Rob Tapert, executive producer of both series, describes his creations as "a guilty pleasure for professors, relevant for kids" and populated with scantily clad women "for the guys who can't find the keys to the pickup."

"We knew we could make a better show than Baywatch," Tapert said.

The popularity of Here and Xena isn't related to nostalgia for corny 1950s gladiator movies or the Conan the Barbarian mould. They just don't look, or sound, like a bunch of stuff that happened on TV in an earlier life. The Hercules character played by Kevin Sorbo talks like a surfer guy and makes his warrior move with the ease of quarterback Joe Montana.
The Associated Press TV super heroine Xena, played by New Zealand actress Lucy Lawless, wields a chakram, a razor-sharp discus, during one of the episodes. Along with Hercules, Lucy Lawless, who plays Xena, is a kind of she-hunky leather queen who sails through the air like Bruce Lee and could be a dream date as long as you surrender the car keys.

"We wanted action, we wanted monsters and, for those who catch on, they'll find it funny," Tapert said.
Shot in the lush, forested locale of New Zealand, Hercules and Xena offer a fantasy universe populated with dragons, harpies, cyclops and sand-worms. The special effects created by Flat Earth productions rival those of the big screen.
Tapert and his colleague, executive producer Sam Raimi, vaulted into the mythic countryside of Hercules from the universe of action movies. They launched their careers with a cult horror flick called The Evil Dead. Together, they created macabre, action movies that included Darkman and Army of Darkness.

When they were approached to create an action TV movie derived from the Hercules legend, they hooted.
""Nobody cares about Hercules,' we said. "Give us Conan.' They told us Conan's not available," Tapert recalled.
Antecedents of Hercules and Xena were uncool even as camp. Gladiator movies? Ugh. Barbarian flicks with leaden dialogue.
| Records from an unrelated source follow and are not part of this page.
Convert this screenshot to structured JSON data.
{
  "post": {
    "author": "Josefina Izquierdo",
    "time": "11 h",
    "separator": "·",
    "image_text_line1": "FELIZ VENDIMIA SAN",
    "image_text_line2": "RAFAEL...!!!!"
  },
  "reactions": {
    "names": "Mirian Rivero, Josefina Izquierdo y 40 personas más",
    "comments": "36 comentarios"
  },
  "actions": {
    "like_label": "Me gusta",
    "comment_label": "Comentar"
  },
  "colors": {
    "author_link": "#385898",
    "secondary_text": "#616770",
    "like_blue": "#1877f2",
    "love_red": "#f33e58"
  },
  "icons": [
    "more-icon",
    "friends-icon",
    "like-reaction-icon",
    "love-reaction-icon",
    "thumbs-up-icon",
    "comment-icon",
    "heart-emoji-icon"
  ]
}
But in a recent Xena episode, the warrior princess gushes, "Don't hate me because I'm beautiful!" Then she tosses a bad guy with a full-arm twist and sends up the old hair-dye commercial in the same instant. Hercules regularly dispenses lines like "Come on, guys!" or observes sagely, "That's a big dragon." The tone delivers a show adults can laugh with and kids can revel in.

"I just wanted to make the kind of show that I would have watched," Tapert said. "The kind of show I would have fought my parents to watch."

But adults are watching, too. A recent fan convention in Burbank drew 4,000 people.  Plenty of adults, many in costume, turned out to see their heroes, test their steel and swarm for autographs from Sorbo and Lawless